This study explored how children's aggressive beliefs and their family environments combine to influence the development of child aggression from middle childhood into adolescence. We utilized a "variable-centered" empirical approach, specifically examining whether children's aggressive beliefs represent a risk factor for their aggressive behaviors and whether this risk can be moderated by children's family environment. These questions were tested with individual growth modeling, using the data from a community-representative sample of 440 mother-child dyads, interviewed four times over a 6-year study period. The accelerated longitudinal design of the study enabled examination of children's aggression trajectories from age 7 to age 19. The results supported the hypothesis that elevated aggressive beliefs in children represent a risk factor for aggression, as higher aggressive beliefs were associated with greater aggression at the youngest age, as well as with increased aggression over time. However, as hypothesized, family environment moderated this association, such that changes in children's aggression over time were contingent upon the interaction of their aggressive beliefs with family environment. Specifically, aggression was reduced in children with high aggressive beliefs if they experienced better than average family environment, which included less family conflict and more family cohesion.

Agressão/psicologia , Família/psicologia , Relações Pais-Filho , Psicologia do Adolescente , Psicologia da Criança , Adolescente , Adulto , Criança , Desenvolvimento Infantil , Escolaridade , Feminino , Humanos , Estudos Longitudinais , Masculino , Estado Civil , Mães/psicologia , Valor Preditivo dos Testes , Meio Social
Aggress Behav ; 34(3): 245-55, 2008.
Artigo em Inglês | MEDLINE | ID: mdl-18085532

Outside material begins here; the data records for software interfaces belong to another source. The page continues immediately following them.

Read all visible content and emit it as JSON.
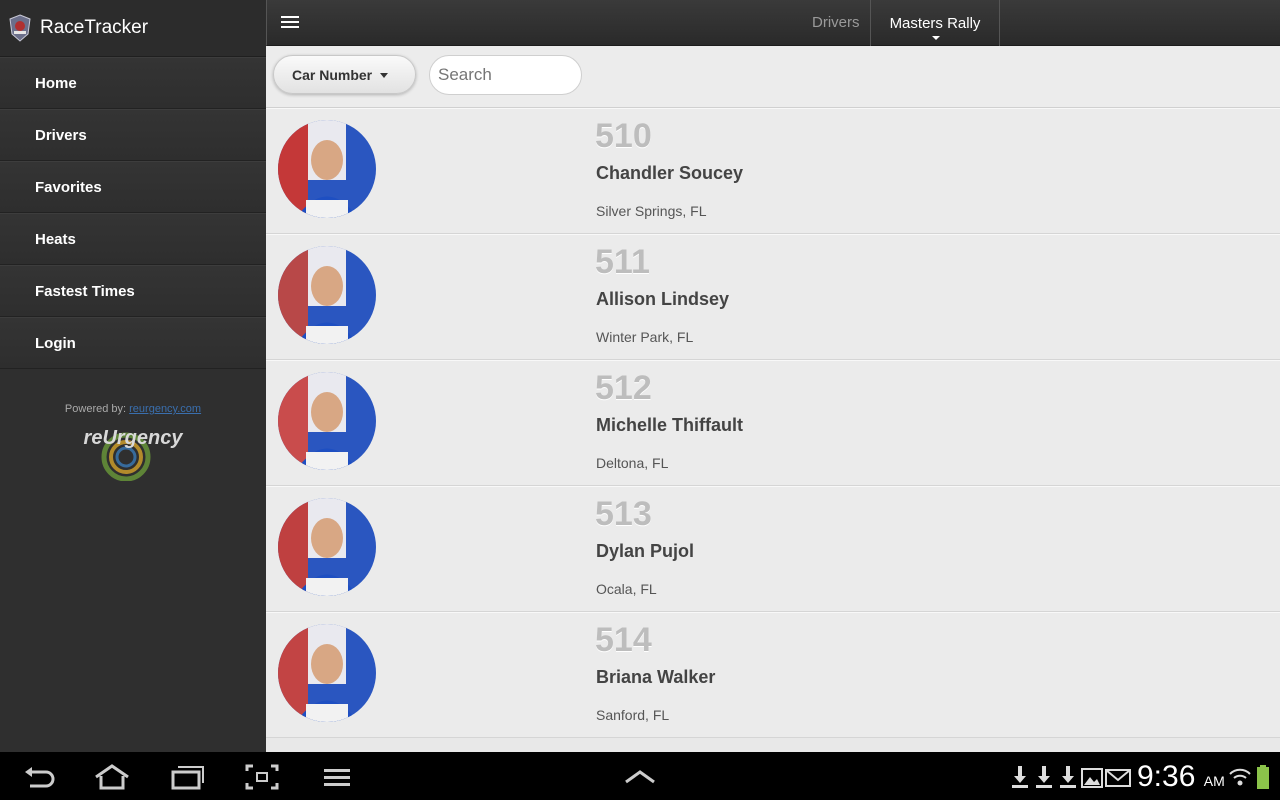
{
  "app": {
    "title": "RaceTracker"
  },
  "sidebar": {
    "items": [
      {
        "label": "Home"
      },
      {
        "label": "Drivers"
      },
      {
        "label": "Favorites"
      },
      {
        "label": "Heats"
      },
      {
        "label": "Fastest Times"
      },
      {
        "label": "Login"
      }
    ],
    "powered_by_label": "Powered by:",
    "powered_by_link": "reurgency.com",
    "brand_name": "reUrgency"
  },
  "topbar": {
    "breadcrumb": "Drivers",
    "event": "Masters Rally"
  },
  "filter": {
    "sort_label": "Car Number",
    "search_placeholder": "Search"
  },
  "drivers": [
    {
      "car": "510",
      "name": "Chandler Soucey",
      "location": "Silver Springs, FL"
    },
    {
      "car": "511",
      "name": "Allison Lindsey",
      "location": "Winter Park, FL"
    },
    {
      "car": "512",
      "name": "Michelle Thiffault",
      "location": "Deltona, FL"
    },
    {
      "car": "513",
      "name": "Dylan Pujol",
      "location": "Ocala, FL"
    },
    {
      "car": "514",
      "name": "Briana Walker",
      "location": "Sanford, FL"
    }
  ],
  "system": {
    "time": "9:36",
    "ampm": "AM"
  },
  "colors": {
    "accent": "#3a6fae",
    "sidebar_bg": "#2f2f2f",
    "list_bg": "#ebebeb"
  }
}
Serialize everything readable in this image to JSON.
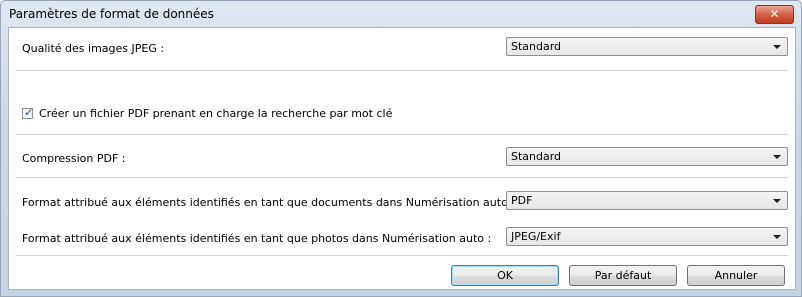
{
  "window": {
    "title": "Paramètres de format de données",
    "close_icon": "close-x-icon"
  },
  "jpeg_quality": {
    "label": "Qualité des images JPEG :",
    "value": "Standard"
  },
  "pdf_search": {
    "label": "Créer un fichier PDF prenant en charge la recherche par mot clé",
    "checked": true
  },
  "pdf_compression": {
    "label": "Compression PDF :",
    "value": "Standard"
  },
  "auto_doc_format": {
    "label": "Format attribué aux éléments identifiés en tant que documents dans Numérisation auto :",
    "value": "PDF"
  },
  "auto_photo_format": {
    "label": "Format attribué aux éléments identifiés en tant que photos dans Numérisation auto :",
    "value": "JPEG/Exif"
  },
  "buttons": {
    "ok": "OK",
    "default": "Par défaut",
    "cancel": "Annuler"
  }
}
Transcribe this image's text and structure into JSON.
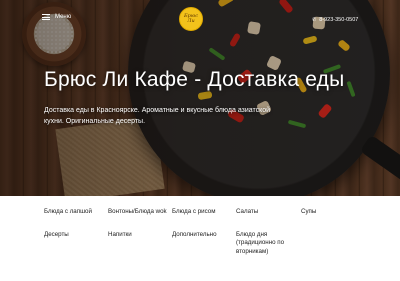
{
  "header": {
    "menu_label": "Меню",
    "logo_text": "Брюс Ли",
    "phone": "8-923-350-0507"
  },
  "hero": {
    "title": "Брюс Ли Кафе - Доставка еды",
    "description": "Доставка еды в Красноярске. Ароматные и вкусные блюда азиатской кухни. Оригинальные десерты."
  },
  "categories": [
    "Блюда с лапшой",
    "Вонтоны/Блюда wok",
    "Блюда с рисом",
    "Салаты",
    "Супы",
    "Десерты",
    "Напитки",
    "Дополнительно",
    "Блюдо дня (традиционно по вторникам)"
  ],
  "colors": {
    "logo_yellow": "#f3c21b",
    "text_dark": "#222222",
    "hero_text": "#ffffff"
  },
  "icons": {
    "menu": "hamburger-icon",
    "phone": "phone-icon"
  }
}
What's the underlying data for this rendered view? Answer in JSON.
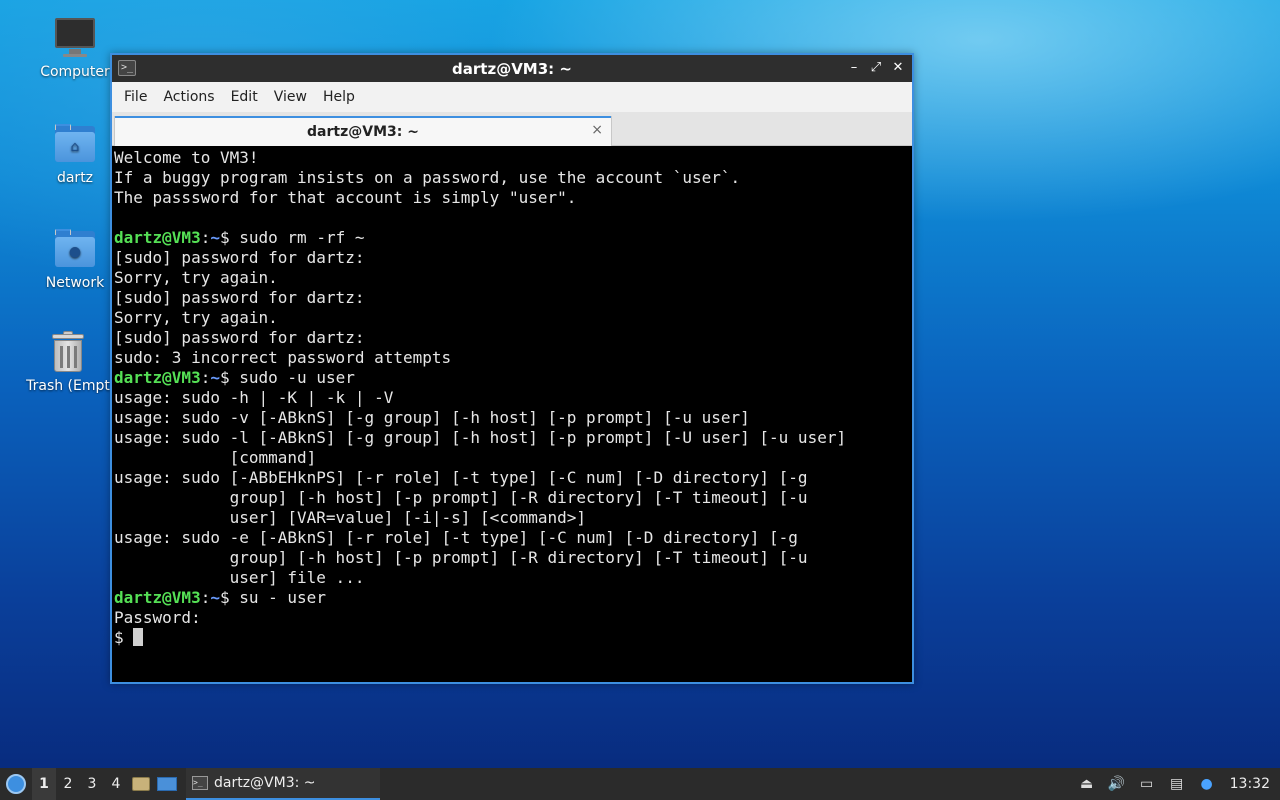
{
  "desktop": {
    "icons": [
      {
        "label": "Computer",
        "icon": "computer-icon"
      },
      {
        "label": "dartz",
        "icon": "home-folder-icon"
      },
      {
        "label": "Network",
        "icon": "network-folder-icon"
      },
      {
        "label": "Trash (Empt",
        "icon": "trash-icon"
      }
    ]
  },
  "window": {
    "title": "dartz@VM3: ~",
    "menu": [
      "File",
      "Actions",
      "Edit",
      "View",
      "Help"
    ],
    "tab_label": "dartz@VM3: ~",
    "tab_close": "×"
  },
  "terminal": {
    "lines": [
      "Welcome to VM3!",
      "If a buggy program insists on a password, use the account `user`.",
      "The passsword for that account is simply \"user\".",
      "",
      {
        "user": "dartz@VM3",
        "path": "~",
        "cmd": " sudo rm -rf ~"
      },
      "[sudo] password for dartz:",
      "Sorry, try again.",
      "[sudo] password for dartz:",
      "Sorry, try again.",
      "[sudo] password for dartz:",
      "sudo: 3 incorrect password attempts",
      {
        "user": "dartz@VM3",
        "path": "~",
        "cmd": " sudo -u user"
      },
      "usage: sudo -h | -K | -k | -V",
      "usage: sudo -v [-ABknS] [-g group] [-h host] [-p prompt] [-u user]",
      "usage: sudo -l [-ABknS] [-g group] [-h host] [-p prompt] [-U user] [-u user]",
      "            [command]",
      "usage: sudo [-ABbEHknPS] [-r role] [-t type] [-C num] [-D directory] [-g",
      "            group] [-h host] [-p prompt] [-R directory] [-T timeout] [-u",
      "            user] [VAR=value] [-i|-s] [<command>]",
      "usage: sudo -e [-ABknS] [-r role] [-t type] [-C num] [-D directory] [-g",
      "            group] [-h host] [-p prompt] [-R directory] [-T timeout] [-u",
      "            user] file ...",
      {
        "user": "dartz@VM3",
        "path": "~",
        "cmd": " su - user"
      },
      "Password:",
      "$ "
    ]
  },
  "taskbar": {
    "workspaces": [
      "1",
      "2",
      "3",
      "4"
    ],
    "active_workspace": "1",
    "task_label": "dartz@VM3: ~",
    "clock": "13:32"
  }
}
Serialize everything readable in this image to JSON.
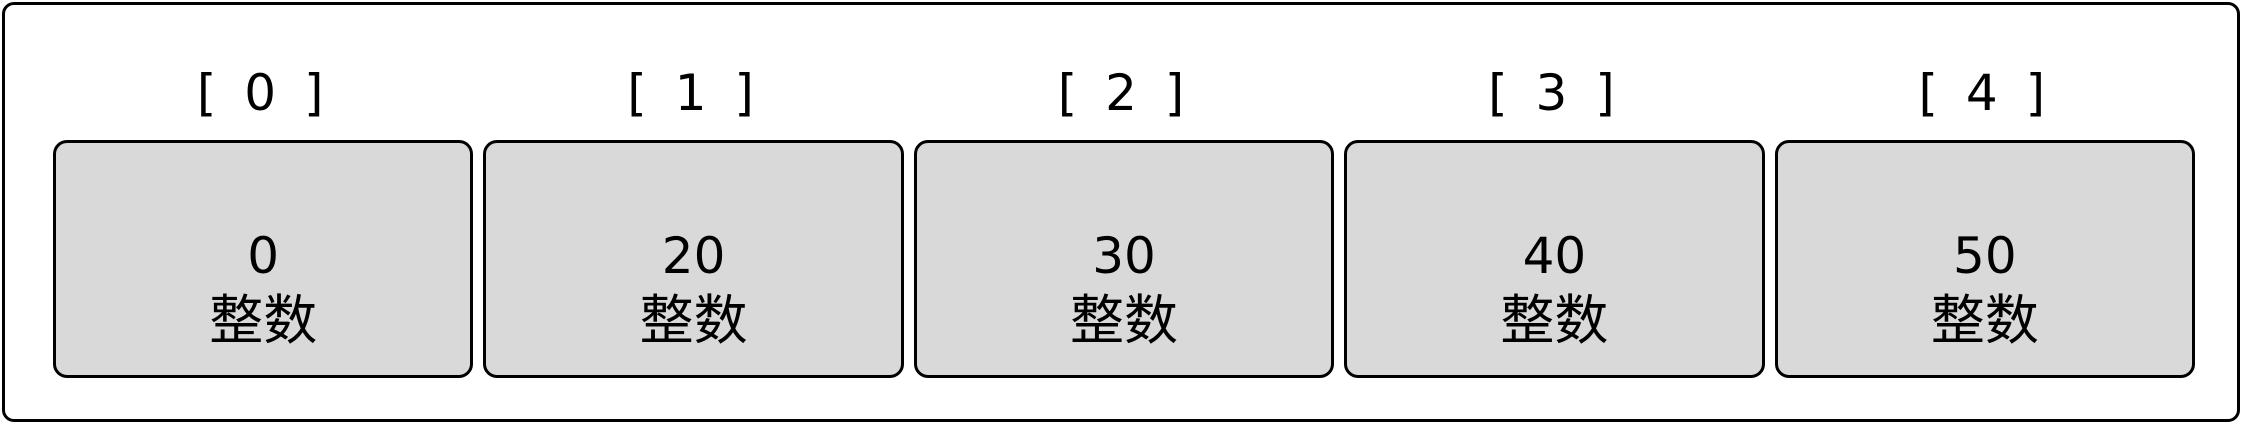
{
  "array": {
    "elements": [
      {
        "index": "[ 0 ]",
        "value": "0",
        "type": "整数"
      },
      {
        "index": "[ 1 ]",
        "value": "20",
        "type": "整数"
      },
      {
        "index": "[ 2 ]",
        "value": "30",
        "type": "整数"
      },
      {
        "index": "[ 3 ]",
        "value": "40",
        "type": "整数"
      },
      {
        "index": "[ 4 ]",
        "value": "50",
        "type": "整数"
      }
    ]
  },
  "colors": {
    "cell_fill": "#d9d9d9",
    "border": "#000000",
    "background": "#ffffff"
  }
}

Most studies assessing the link between parental discipline and child aggression have focused primarily on discipline as a cause and aggression as an outcome. In addition to the pathway from discipline to aggression, however, aggressive behavior on the part of the child may lead to future use of discipline by the parent. In this study, structural equation modeling was used to assess reciprocal influences over time between a mothers' use of discipline and aggression in children. Data were drawn from the Springfield Child Development Project, a longitudinal study of middle childhood and adolescence, focusing on antecedents of aggression. The original sample consisted of 440 mother-child dyads living in the city of Springfield, MA. Children in the sample were between 7 and 14 years of age at the first data collection period and between 12 and 19 years of age at the final data collection period. Four hypotheses were tested: (1) a mother's use of aggressive discipline predicts an increase in later child aggression, (2) child aggression predicts an increase in later use of aggressive discipline, (3) the use of reasoning predicts a decrease in later child aggression, and (4) child aggression predicts an increase in later use of reasoning. All hypotheses except number 3 were supported to some degree. Results suggest that children's early aggressive behavior leads to an increase in their mothers' use of both reasoning and aggressive discipline; in turn, increased use of aggressive discipline leads to an increase in aggression during both childhood and adolescence.

Agressão/psicologia , Comportamento Infantil/psicologia , Educação Infantil/psicologia , Relações Mãe-Filho , Poder Familiar/psicologia , Punição/psicologia , Adolescente , Adulto , Criança , Feminino , Humanos , Masculino , Massachusetts , Mães/psicologia , Análise de Regressão , Inquéritos e Questionários